-- Opening Marker --

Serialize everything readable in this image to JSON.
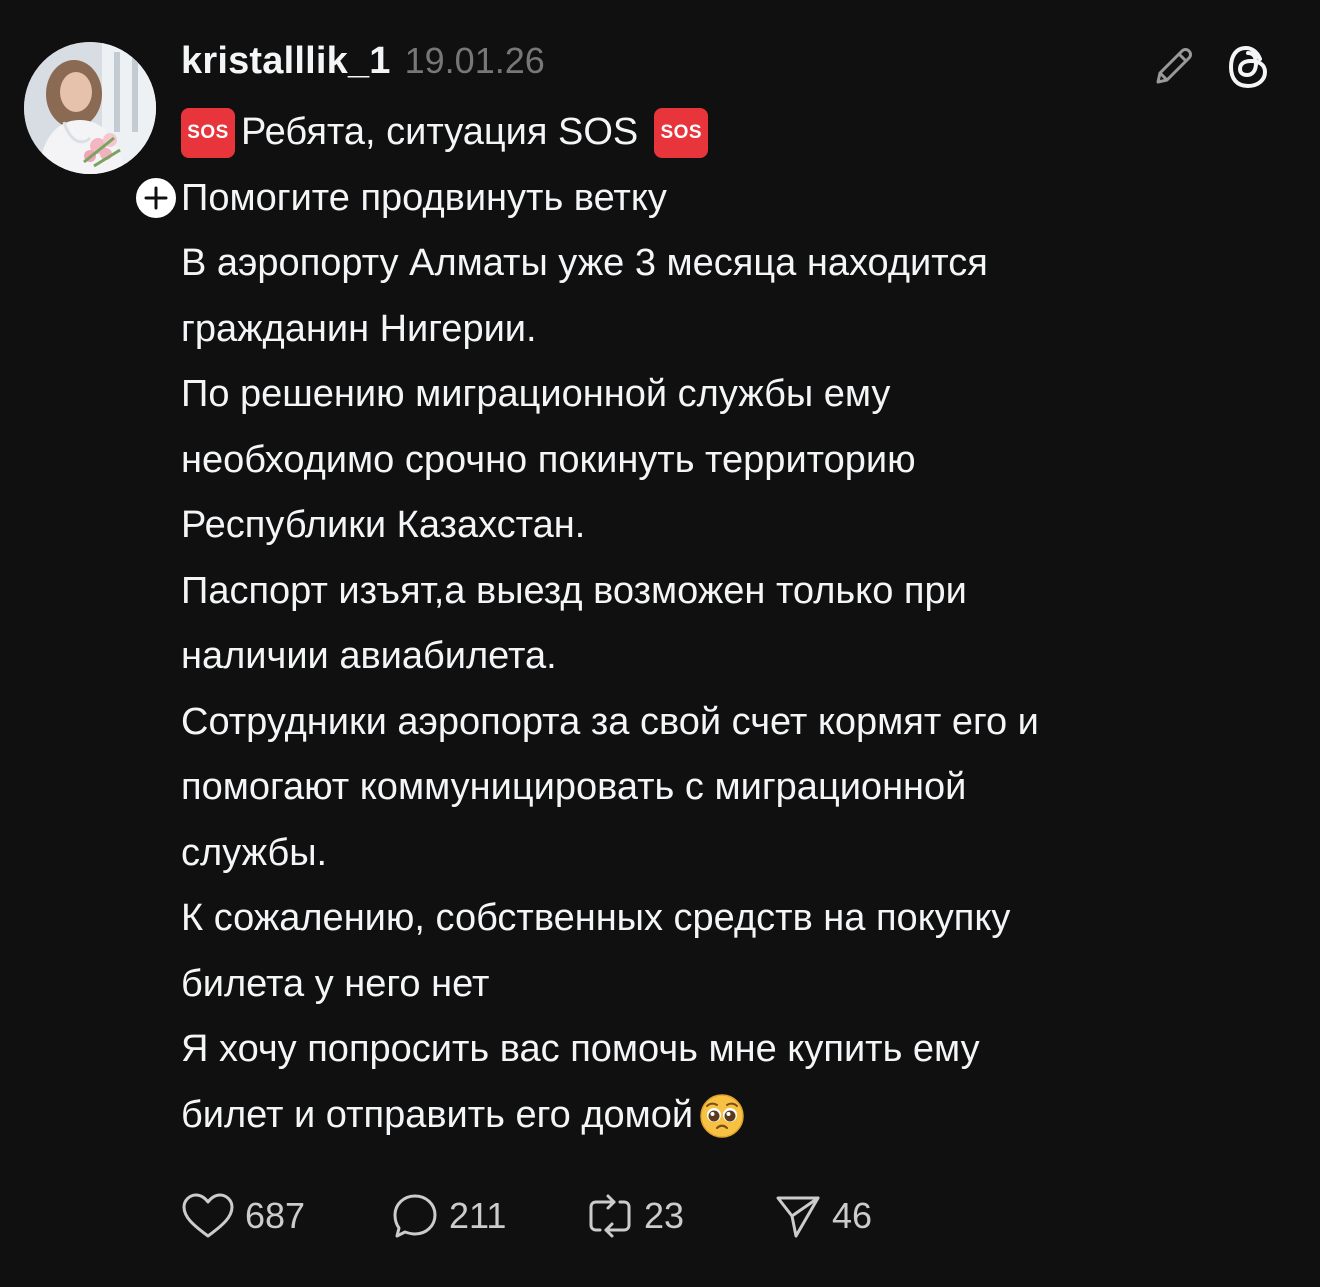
{
  "post": {
    "username": "kristalllik_1",
    "timestamp": "19.01.26",
    "sos_badge": "SOS",
    "lines": [
      "Ребята, ситуация SOS",
      "Помогите продвинуть ветку",
      "В аэропорту Алматы уже 3 месяца находится",
      "гражданин Нигерии.",
      "По решению миграционной службы ему",
      "необходимо срочно покинуть территорию",
      "Республики Казахстан.",
      "Паспорт изъят,а выезд возможен только при",
      "наличии авиабилета.",
      "Сотрудники аэропорта за свой счет кормят его и",
      "помогают коммуницировать с миграционной",
      "службы.",
      "К сожалению, собственных средств на покупку",
      "билета у него нет",
      "Я хочу попросить вас помочь мне купить ему",
      "билет и отправить его домой"
    ],
    "end_emoji": "pleading-face-emoji"
  },
  "actions": {
    "likes": "687",
    "replies": "211",
    "reposts": "23",
    "shares": "46"
  },
  "icons": {
    "edit": "pencil-icon",
    "app": "threads-logo-icon",
    "like": "heart-icon",
    "reply": "comment-bubble-icon",
    "repost": "repost-icon",
    "share": "send-icon",
    "follow": "plus-icon"
  },
  "colors": {
    "background": "#101010",
    "text": "#f3f5f7",
    "muted": "#777777",
    "sos_red": "#e8343b"
  }
}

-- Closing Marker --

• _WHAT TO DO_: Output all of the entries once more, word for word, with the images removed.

• _TASK ANSWER_:
Serialize everything readable in this image to JSON.
{
  "post": {
    "username": "kristalllik_1",
    "timestamp": "19.01.26",
    "sos_badge": "SOS",
    "lines": [
      "Ребята, ситуация SOS",
      "Помогите продвинуть ветку",
      "В аэропорту Алматы уже 3 месяца находится",
      "гражданин Нигерии.",
      "По решению миграционной службы ему",
      "необходимо срочно покинуть территорию",
      "Республики Казахстан.",
      "Паспорт изъят,а выезд возможен только при",
      "наличии авиабилета.",
      "Сотрудники аэропорта за свой счет кормят его и",
      "помогают коммуницировать с миграционной",
      "службы.",
      "К сожалению, собственных средств на покупку",
      "билета у него нет",
      "Я хочу попросить вас помочь мне купить ему",
      "билет и отправить его домой"
    ],
    "end_emoji": "pleading-face-emoji"
  },
  "actions": {
    "likes": "687",
    "replies": "211",
    "reposts": "23",
    "shares": "46"
  },
  "icons": {
    "edit": "pencil-icon",
    "app": "threads-logo-icon",
    "like": "heart-icon",
    "reply": "comment-bubble-icon",
    "repost": "repost-icon",
    "share": "send-icon",
    "follow": "plus-icon"
  },
  "colors": {
    "background": "#101010",
    "text": "#f3f5f7",
    "muted": "#777777",
    "sos_red": "#e8343b"
  }
}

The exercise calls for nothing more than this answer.